*** Begin section ***

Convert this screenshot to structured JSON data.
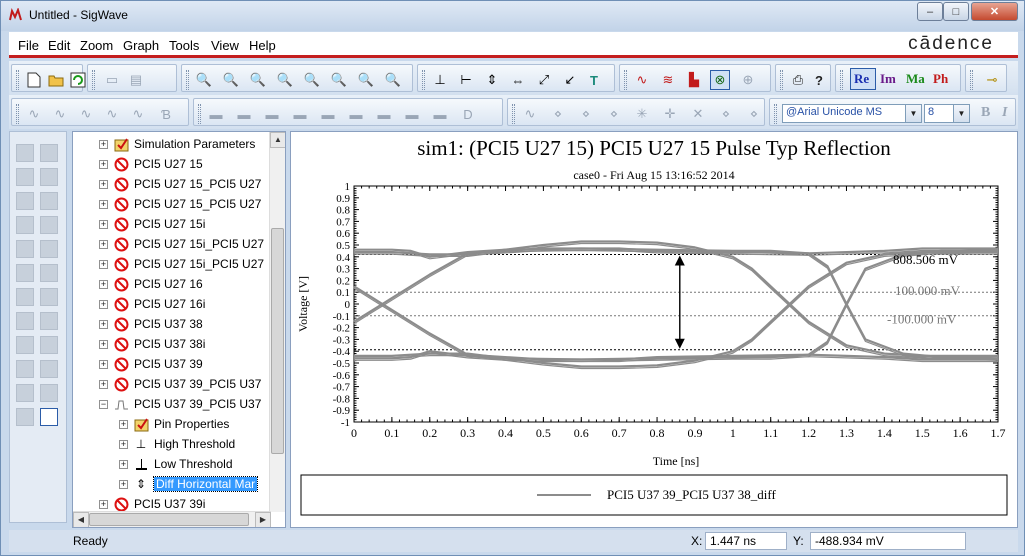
{
  "window": {
    "title": "Untitled - SigWave",
    "minimize": "–",
    "maximize": "□",
    "close": "✕"
  },
  "menu": {
    "items": [
      {
        "label": "File"
      },
      {
        "label": "Edit"
      },
      {
        "label": "Zoom"
      },
      {
        "label": "Graph"
      },
      {
        "label": "Tools"
      },
      {
        "label": "View"
      },
      {
        "label": "Help"
      }
    ],
    "brand": "cādence"
  },
  "toolbar": {
    "re": "Re",
    "im": "Im",
    "ma": "Ma",
    "ph": "Ph",
    "font_name": "@Arial Unicode MS",
    "font_size": "8",
    "bold": "B",
    "italic": "I",
    "text_tool": "T",
    "text_tool_2": "T"
  },
  "tree": {
    "items": [
      {
        "label": "Simulation Parameters",
        "icon": "simulation-parameters-icon"
      },
      {
        "label": "PCI5 U27 15",
        "icon": "no-entry-icon"
      },
      {
        "label": "PCI5 U27 15_PCI5 U27",
        "icon": "no-entry-icon"
      },
      {
        "label": "PCI5 U27 15_PCI5 U27",
        "icon": "no-entry-icon"
      },
      {
        "label": "PCI5 U27 15i",
        "icon": "no-entry-icon"
      },
      {
        "label": "PCI5 U27 15i_PCI5 U27",
        "icon": "no-entry-icon"
      },
      {
        "label": "PCI5 U27 15i_PCI5 U27",
        "icon": "no-entry-icon"
      },
      {
        "label": "PCI5 U27 16",
        "icon": "no-entry-icon"
      },
      {
        "label": "PCI5 U27 16i",
        "icon": "no-entry-icon"
      },
      {
        "label": "PCI5 U37 38",
        "icon": "no-entry-icon"
      },
      {
        "label": "PCI5 U37 38i",
        "icon": "no-entry-icon"
      },
      {
        "label": "PCI5 U37 39",
        "icon": "no-entry-icon"
      },
      {
        "label": "PCI5 U37 39_PCI5 U37",
        "icon": "no-entry-icon"
      },
      {
        "label": "PCI5 U37 39_PCI5 U37",
        "icon": "waveform-icon"
      },
      {
        "label": "Pin Properties",
        "icon": "pin-properties-icon"
      },
      {
        "label": "High Threshold",
        "icon": "high-threshold-icon"
      },
      {
        "label": "Low Threshold",
        "icon": "low-threshold-icon"
      },
      {
        "label": "Diff Horizontal Mar",
        "icon": "diff-horizontal-marker-icon"
      },
      {
        "label": "PCI5 U37 39i",
        "icon": "no-entry-icon"
      }
    ]
  },
  "plot": {
    "title": "sim1: (PCI5 U27 15) PCI5 U27 15 Pulse Typ Reflection",
    "subtitle": "case0 - Fri Aug 15 13:16:52 2014",
    "annotations": {
      "diff": "808.506 mV",
      "high": "100.000 mV",
      "low": "-100.000 mV"
    },
    "legend_label": "PCI5 U37 39_PCI5 U37 38_diff"
  },
  "chart_data": {
    "type": "line",
    "title": "sim1: (PCI5 U27 15) PCI5 U27 15 Pulse Typ Reflection",
    "subtitle": "case0 - Fri Aug 15 13:16:52 2014",
    "xlabel": "Time [ns]",
    "ylabel": "Voltage [V]",
    "xlim": [
      0,
      1.7
    ],
    "ylim": [
      -1,
      1
    ],
    "x_ticks": [
      "0",
      "0.1",
      "0.2",
      "0.3",
      "0.4",
      "0.5",
      "0.6",
      "0.7",
      "0.8",
      "0.9",
      "1",
      "1.1",
      "1.2",
      "1.3",
      "1.4",
      "1.5",
      "1.6",
      "1.7"
    ],
    "y_ticks": [
      "1",
      "0.9",
      "0.8",
      "0.7",
      "0.6",
      "0.5",
      "0.4",
      "0.3",
      "0.2",
      "0.1",
      "0",
      "-0.1",
      "-0.2",
      "-0.3",
      "-0.4",
      "-0.5",
      "-0.6",
      "-0.7",
      "-0.8",
      "-0.9",
      "-1"
    ],
    "grid": false,
    "legend_position": "bottom",
    "series": [
      {
        "name": "PCI5 U37 39_PCI5 U37 38_diff",
        "color": "#8c8c8c",
        "traces": [
          {
            "x": [
              0,
              0.05,
              0.1,
              0.2,
              0.3,
              0.5,
              0.7,
              0.8,
              1.0,
              1.2,
              1.25,
              1.3,
              1.35,
              1.45,
              1.55,
              1.6,
              1.7
            ],
            "y": [
              0.15,
              0.05,
              -0.05,
              -0.25,
              -0.43,
              -0.47,
              -0.47,
              -0.45,
              -0.44,
              -0.43,
              -0.32,
              0,
              0.3,
              0.42,
              0.45,
              0.45,
              0.46
            ]
          },
          {
            "x": [
              0,
              0.05,
              0.1,
              0.2,
              0.3,
              0.5,
              0.7,
              0.8,
              1.0,
              1.2,
              1.25,
              1.3,
              1.35,
              1.45,
              1.55,
              1.6,
              1.7
            ],
            "y": [
              -0.15,
              -0.05,
              0.05,
              0.25,
              0.43,
              0.47,
              0.47,
              0.45,
              0.44,
              0.43,
              0.32,
              0,
              -0.3,
              -0.42,
              -0.45,
              -0.45,
              -0.46
            ]
          },
          {
            "x": [
              0,
              0.1,
              0.2,
              0.3,
              0.5,
              0.6,
              0.7,
              0.8,
              0.9,
              1.0,
              1.05,
              1.1,
              1.2,
              1.3,
              1.4,
              1.5,
              1.7
            ],
            "y": [
              0.44,
              0.44,
              0.42,
              0.42,
              0.5,
              0.53,
              0.53,
              0.52,
              0.48,
              0.4,
              0.3,
              0.15,
              -0.15,
              -0.35,
              -0.42,
              -0.44,
              -0.44
            ]
          },
          {
            "x": [
              0,
              0.1,
              0.2,
              0.3,
              0.5,
              0.6,
              0.7,
              0.8,
              0.9,
              1.0,
              1.05,
              1.1,
              1.2,
              1.3,
              1.4,
              1.5,
              1.7
            ],
            "y": [
              -0.44,
              -0.44,
              -0.42,
              -0.42,
              -0.5,
              -0.53,
              -0.53,
              -0.52,
              -0.48,
              -0.4,
              -0.3,
              -0.15,
              0.15,
              0.35,
              0.42,
              0.44,
              0.44
            ]
          },
          {
            "x": [
              0,
              0.1,
              0.15,
              0.2,
              0.3,
              0.4,
              0.6,
              0.8,
              1.0,
              1.1,
              1.2,
              1.3,
              1.4,
              1.5,
              1.7
            ],
            "y": [
              0.46,
              0.46,
              0.45,
              0.4,
              0.44,
              0.46,
              0.47,
              0.46,
              0.45,
              0.45,
              0.43,
              0.44,
              0.45,
              0.47,
              0.47
            ]
          },
          {
            "x": [
              0,
              0.1,
              0.15,
              0.2,
              0.3,
              0.4,
              0.6,
              0.8,
              1.0,
              1.1,
              1.2,
              1.3,
              1.4,
              1.5,
              1.7
            ],
            "y": [
              -0.46,
              -0.46,
              -0.45,
              -0.4,
              -0.44,
              -0.46,
              -0.47,
              -0.46,
              -0.45,
              -0.45,
              -0.43,
              -0.44,
              -0.45,
              -0.47,
              -0.47
            ]
          }
        ]
      }
    ],
    "markers": {
      "diff_upper": 0.42,
      "diff_lower": -0.388,
      "diff_x": 0.86,
      "high_threshold": 0.1,
      "low_threshold": -0.1
    }
  },
  "status": {
    "ready": "Ready",
    "x_label": "X:",
    "x_value": "1.447 ns",
    "y_label": "Y:",
    "y_value": "-488.934 mV"
  }
}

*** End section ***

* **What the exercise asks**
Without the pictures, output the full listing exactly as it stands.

* **Output for this task**
Convert this screenshot to structured JSON data.
{
  "window": {
    "title": "Untitled - SigWave",
    "minimize": "–",
    "maximize": "□",
    "close": "✕"
  },
  "menu": {
    "items": [
      {
        "label": "File"
      },
      {
        "label": "Edit"
      },
      {
        "label": "Zoom"
      },
      {
        "label": "Graph"
      },
      {
        "label": "Tools"
      },
      {
        "label": "View"
      },
      {
        "label": "Help"
      }
    ],
    "brand": "cādence"
  },
  "toolbar": {
    "re": "Re",
    "im": "Im",
    "ma": "Ma",
    "ph": "Ph",
    "font_name": "@Arial Unicode MS",
    "font_size": "8",
    "bold": "B",
    "italic": "I",
    "text_tool": "T",
    "text_tool_2": "T"
  },
  "tree": {
    "items": [
      {
        "label": "Simulation Parameters",
        "icon": "simulation-parameters-icon"
      },
      {
        "label": "PCI5 U27 15",
        "icon": "no-entry-icon"
      },
      {
        "label": "PCI5 U27 15_PCI5 U27",
        "icon": "no-entry-icon"
      },
      {
        "label": "PCI5 U27 15_PCI5 U27",
        "icon": "no-entry-icon"
      },
      {
        "label": "PCI5 U27 15i",
        "icon": "no-entry-icon"
      },
      {
        "label": "PCI5 U27 15i_PCI5 U27",
        "icon": "no-entry-icon"
      },
      {
        "label": "PCI5 U27 15i_PCI5 U27",
        "icon": "no-entry-icon"
      },
      {
        "label": "PCI5 U27 16",
        "icon": "no-entry-icon"
      },
      {
        "label": "PCI5 U27 16i",
        "icon": "no-entry-icon"
      },
      {
        "label": "PCI5 U37 38",
        "icon": "no-entry-icon"
      },
      {
        "label": "PCI5 U37 38i",
        "icon": "no-entry-icon"
      },
      {
        "label": "PCI5 U37 39",
        "icon": "no-entry-icon"
      },
      {
        "label": "PCI5 U37 39_PCI5 U37",
        "icon": "no-entry-icon"
      },
      {
        "label": "PCI5 U37 39_PCI5 U37",
        "icon": "waveform-icon"
      },
      {
        "label": "Pin Properties",
        "icon": "pin-properties-icon"
      },
      {
        "label": "High Threshold",
        "icon": "high-threshold-icon"
      },
      {
        "label": "Low Threshold",
        "icon": "low-threshold-icon"
      },
      {
        "label": "Diff Horizontal Mar",
        "icon": "diff-horizontal-marker-icon"
      },
      {
        "label": "PCI5 U37 39i",
        "icon": "no-entry-icon"
      }
    ]
  },
  "plot": {
    "title": "sim1: (PCI5 U27 15) PCI5 U27 15 Pulse Typ Reflection",
    "subtitle": "case0 - Fri Aug 15 13:16:52 2014",
    "annotations": {
      "diff": "808.506 mV",
      "high": "100.000 mV",
      "low": "-100.000 mV"
    },
    "legend_label": "PCI5 U37 39_PCI5 U37 38_diff"
  },
  "chart_data": {
    "type": "line",
    "title": "sim1: (PCI5 U27 15) PCI5 U27 15 Pulse Typ Reflection",
    "subtitle": "case0 - Fri Aug 15 13:16:52 2014",
    "xlabel": "Time [ns]",
    "ylabel": "Voltage [V]",
    "xlim": [
      0,
      1.7
    ],
    "ylim": [
      -1,
      1
    ],
    "x_ticks": [
      "0",
      "0.1",
      "0.2",
      "0.3",
      "0.4",
      "0.5",
      "0.6",
      "0.7",
      "0.8",
      "0.9",
      "1",
      "1.1",
      "1.2",
      "1.3",
      "1.4",
      "1.5",
      "1.6",
      "1.7"
    ],
    "y_ticks": [
      "1",
      "0.9",
      "0.8",
      "0.7",
      "0.6",
      "0.5",
      "0.4",
      "0.3",
      "0.2",
      "0.1",
      "0",
      "-0.1",
      "-0.2",
      "-0.3",
      "-0.4",
      "-0.5",
      "-0.6",
      "-0.7",
      "-0.8",
      "-0.9",
      "-1"
    ],
    "grid": false,
    "legend_position": "bottom",
    "series": [
      {
        "name": "PCI5 U37 39_PCI5 U37 38_diff",
        "color": "#8c8c8c",
        "traces": [
          {
            "x": [
              0,
              0.05,
              0.1,
              0.2,
              0.3,
              0.5,
              0.7,
              0.8,
              1.0,
              1.2,
              1.25,
              1.3,
              1.35,
              1.45,
              1.55,
              1.6,
              1.7
            ],
            "y": [
              0.15,
              0.05,
              -0.05,
              -0.25,
              -0.43,
              -0.47,
              -0.47,
              -0.45,
              -0.44,
              -0.43,
              -0.32,
              0,
              0.3,
              0.42,
              0.45,
              0.45,
              0.46
            ]
          },
          {
            "x": [
              0,
              0.05,
              0.1,
              0.2,
              0.3,
              0.5,
              0.7,
              0.8,
              1.0,
              1.2,
              1.25,
              1.3,
              1.35,
              1.45,
              1.55,
              1.6,
              1.7
            ],
            "y": [
              -0.15,
              -0.05,
              0.05,
              0.25,
              0.43,
              0.47,
              0.47,
              0.45,
              0.44,
              0.43,
              0.32,
              0,
              -0.3,
              -0.42,
              -0.45,
              -0.45,
              -0.46
            ]
          },
          {
            "x": [
              0,
              0.1,
              0.2,
              0.3,
              0.5,
              0.6,
              0.7,
              0.8,
              0.9,
              1.0,
              1.05,
              1.1,
              1.2,
              1.3,
              1.4,
              1.5,
              1.7
            ],
            "y": [
              0.44,
              0.44,
              0.42,
              0.42,
              0.5,
              0.53,
              0.53,
              0.52,
              0.48,
              0.4,
              0.3,
              0.15,
              -0.15,
              -0.35,
              -0.42,
              -0.44,
              -0.44
            ]
          },
          {
            "x": [
              0,
              0.1,
              0.2,
              0.3,
              0.5,
              0.6,
              0.7,
              0.8,
              0.9,
              1.0,
              1.05,
              1.1,
              1.2,
              1.3,
              1.4,
              1.5,
              1.7
            ],
            "y": [
              -0.44,
              -0.44,
              -0.42,
              -0.42,
              -0.5,
              -0.53,
              -0.53,
              -0.52,
              -0.48,
              -0.4,
              -0.3,
              -0.15,
              0.15,
              0.35,
              0.42,
              0.44,
              0.44
            ]
          },
          {
            "x": [
              0,
              0.1,
              0.15,
              0.2,
              0.3,
              0.4,
              0.6,
              0.8,
              1.0,
              1.1,
              1.2,
              1.3,
              1.4,
              1.5,
              1.7
            ],
            "y": [
              0.46,
              0.46,
              0.45,
              0.4,
              0.44,
              0.46,
              0.47,
              0.46,
              0.45,
              0.45,
              0.43,
              0.44,
              0.45,
              0.47,
              0.47
            ]
          },
          {
            "x": [
              0,
              0.1,
              0.15,
              0.2,
              0.3,
              0.4,
              0.6,
              0.8,
              1.0,
              1.1,
              1.2,
              1.3,
              1.4,
              1.5,
              1.7
            ],
            "y": [
              -0.46,
              -0.46,
              -0.45,
              -0.4,
              -0.44,
              -0.46,
              -0.47,
              -0.46,
              -0.45,
              -0.45,
              -0.43,
              -0.44,
              -0.45,
              -0.47,
              -0.47
            ]
          }
        ]
      }
    ],
    "markers": {
      "diff_upper": 0.42,
      "diff_lower": -0.388,
      "diff_x": 0.86,
      "high_threshold": 0.1,
      "low_threshold": -0.1
    }
  },
  "status": {
    "ready": "Ready",
    "x_label": "X:",
    "x_value": "1.447 ns",
    "y_label": "Y:",
    "y_value": "-488.934 mV"
  }
}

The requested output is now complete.